Instantly were we greeted by dry hot air of Africa, the Smell of Africa as we used to call it. It’s just not the high temperature but the different scents in the air: smoke, rotten food, dirt and ocean – it all makes together an unique flavor one can only get in Africa. Jim Jallow, our man in The Gambia, greeted us in the airport. We had been talking over phone some times and exchanged a lot of emails and now indeed he was there to take us to Leybato Motel on the beach. Nothing fancy, no 5 star resort, but neat and tidy place a bit further away from the touristic attractions and noise. A place for travelers and expats as Lonely Planet puts it. And a place with a wonderful kitchen! So after some days of waiting and a meeting with Permanent Secretary of Ministry of Health where we had the opportunity to give a short presentation on Operation Hernia, we were free to go to Farafenni, our final and only destination in The Gambia.

Travel there was an adventure in itself. Although Jim Jallow had promised to provide free transportation to the site, nothing of the kind happened. So finally we simply crossed the Banjul river with a ferry and rented a local taxi to take us the 150km along the north bank to Farafenni. Taxi-drivers shouting, fighting, grabbing our luggage, begging for some money – it all only put some colors onto our journey. Police checkpoints everywhere along the road, in some we had to produce also some id-s, well hidden so far in the underwear.

But Farafenni hospital greeted us with warmth and sincerity that really took breathless, especially after adventures in Banjul. CEO Alhagi Saine, hospital manager Baboucarr Saine and our constant companion Sainey Dibba, the communication officer of Farafenni Hospital were the nicest people we have met in Africa so far and to be honest it seemed these guys really do need help in Farafenni. Although the hospital is state run and financed, the possibilities for patients in The Gambia are by far not the same we are used to in Europe. We were able to collect some medical equipment, surgical instruments, meshes and sutures which we donated to Farafenni hospital. We could also take along a cardiac monitor, that we left later in the OR, we hope it will find good usage. Medical personnel. Nurses are mostly local, Farafenni people, and to be honest very capable. Doctors on the other hand are mostly Cubans spending year or two in the hospital and afterwards being replaced by others. No surgeon had been around for a year. And patients were simply waiting. When the word spread that we were around, patients started to come from close and far, some came even from Senegal. Talking to them wasn’t easy, Mandinka and Wolof was beyond us, but local nurses were very helpful. Specially capable of solving all possible problems was Mr Bondi, anesthesia nurse who was running the OR and usually also giving anesthesia.

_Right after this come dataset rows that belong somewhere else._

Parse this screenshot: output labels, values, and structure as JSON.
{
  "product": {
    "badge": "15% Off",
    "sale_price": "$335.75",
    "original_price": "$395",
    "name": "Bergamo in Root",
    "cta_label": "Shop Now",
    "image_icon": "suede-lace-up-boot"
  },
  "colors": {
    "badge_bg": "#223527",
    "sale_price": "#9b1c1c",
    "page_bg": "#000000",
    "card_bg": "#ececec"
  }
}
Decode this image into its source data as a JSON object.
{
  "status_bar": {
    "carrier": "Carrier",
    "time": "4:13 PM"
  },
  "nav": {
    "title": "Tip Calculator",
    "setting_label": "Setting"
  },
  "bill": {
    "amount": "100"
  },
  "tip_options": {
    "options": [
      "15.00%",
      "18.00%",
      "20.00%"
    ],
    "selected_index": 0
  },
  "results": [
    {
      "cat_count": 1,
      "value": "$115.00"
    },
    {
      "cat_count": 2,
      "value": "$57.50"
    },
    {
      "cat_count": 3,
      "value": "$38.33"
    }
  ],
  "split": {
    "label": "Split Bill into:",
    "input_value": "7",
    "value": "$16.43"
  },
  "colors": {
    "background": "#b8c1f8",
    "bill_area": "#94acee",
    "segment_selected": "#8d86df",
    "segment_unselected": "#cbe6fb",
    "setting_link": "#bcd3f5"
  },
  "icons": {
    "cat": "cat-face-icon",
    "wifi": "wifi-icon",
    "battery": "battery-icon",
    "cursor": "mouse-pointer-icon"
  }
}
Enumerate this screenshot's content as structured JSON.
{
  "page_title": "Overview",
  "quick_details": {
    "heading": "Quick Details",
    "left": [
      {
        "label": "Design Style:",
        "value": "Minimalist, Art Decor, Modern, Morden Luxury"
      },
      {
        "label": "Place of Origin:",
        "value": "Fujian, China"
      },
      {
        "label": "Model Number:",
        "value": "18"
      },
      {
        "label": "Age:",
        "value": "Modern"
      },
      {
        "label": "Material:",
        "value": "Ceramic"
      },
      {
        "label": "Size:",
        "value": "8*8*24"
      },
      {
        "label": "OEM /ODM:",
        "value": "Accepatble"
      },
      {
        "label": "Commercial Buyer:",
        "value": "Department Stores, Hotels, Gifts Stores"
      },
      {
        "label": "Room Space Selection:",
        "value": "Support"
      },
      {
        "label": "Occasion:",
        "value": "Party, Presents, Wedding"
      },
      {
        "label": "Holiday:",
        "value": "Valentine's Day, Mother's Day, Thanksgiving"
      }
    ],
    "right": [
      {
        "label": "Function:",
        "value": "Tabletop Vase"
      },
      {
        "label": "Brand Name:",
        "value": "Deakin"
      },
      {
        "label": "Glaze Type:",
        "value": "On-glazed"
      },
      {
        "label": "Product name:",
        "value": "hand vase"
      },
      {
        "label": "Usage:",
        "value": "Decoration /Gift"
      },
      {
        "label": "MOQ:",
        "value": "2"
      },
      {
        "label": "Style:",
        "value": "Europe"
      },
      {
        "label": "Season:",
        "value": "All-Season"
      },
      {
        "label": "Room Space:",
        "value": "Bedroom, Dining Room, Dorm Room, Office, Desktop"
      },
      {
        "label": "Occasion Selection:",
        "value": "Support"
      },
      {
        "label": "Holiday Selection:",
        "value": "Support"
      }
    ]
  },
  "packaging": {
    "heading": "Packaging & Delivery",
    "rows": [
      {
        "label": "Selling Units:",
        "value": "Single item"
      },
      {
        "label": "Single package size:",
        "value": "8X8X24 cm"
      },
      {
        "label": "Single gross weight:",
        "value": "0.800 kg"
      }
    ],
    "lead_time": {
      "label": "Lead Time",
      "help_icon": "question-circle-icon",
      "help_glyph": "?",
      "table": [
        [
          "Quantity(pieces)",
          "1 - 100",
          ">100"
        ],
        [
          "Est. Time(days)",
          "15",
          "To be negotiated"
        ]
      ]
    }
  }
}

The hospital. A beautiful two storey building, built some 10 years ago with different pavilions for specialties all connected by hallways. Second floor of the hospital is used mostly as a huge storeroom, lack or inadequate electrical supply prevents them to use elevators. A Man with golden hands could get work there easily… Next team going to Farafenni could take an OR technician along, so many things needed to put in order and working state. But patients kept coming and we operated as many as possible. Electrical supply was from 9-16, afterwards some hours of generator supply, so head-torches were of good usage. Small children, older children, young people, old people, people with small hernias, people with huge hernias, people we could operate and people we had to put on hold for next teams to come.

Living conditions. Motel AMCR: again a place for travelers, the best in town. Clean and mostly quiet. We were lucky to get every morning transportation by Mr. Dibba. And every evening after work a nice guided tour to some interesting spot: either a local village, border-town in Senegal or something else fascinating and beautiful.

So in conclusion. Farafenni is definitely a place in need. In need for surgeons, anesthesiologists, technicians. To take supplies along would be nice, but there was a lot also around waiting for someone to put it into order and work. And most important: Farafenni needs us to show we care. It is definitely an Operation Hernia destination.

J’ri Teras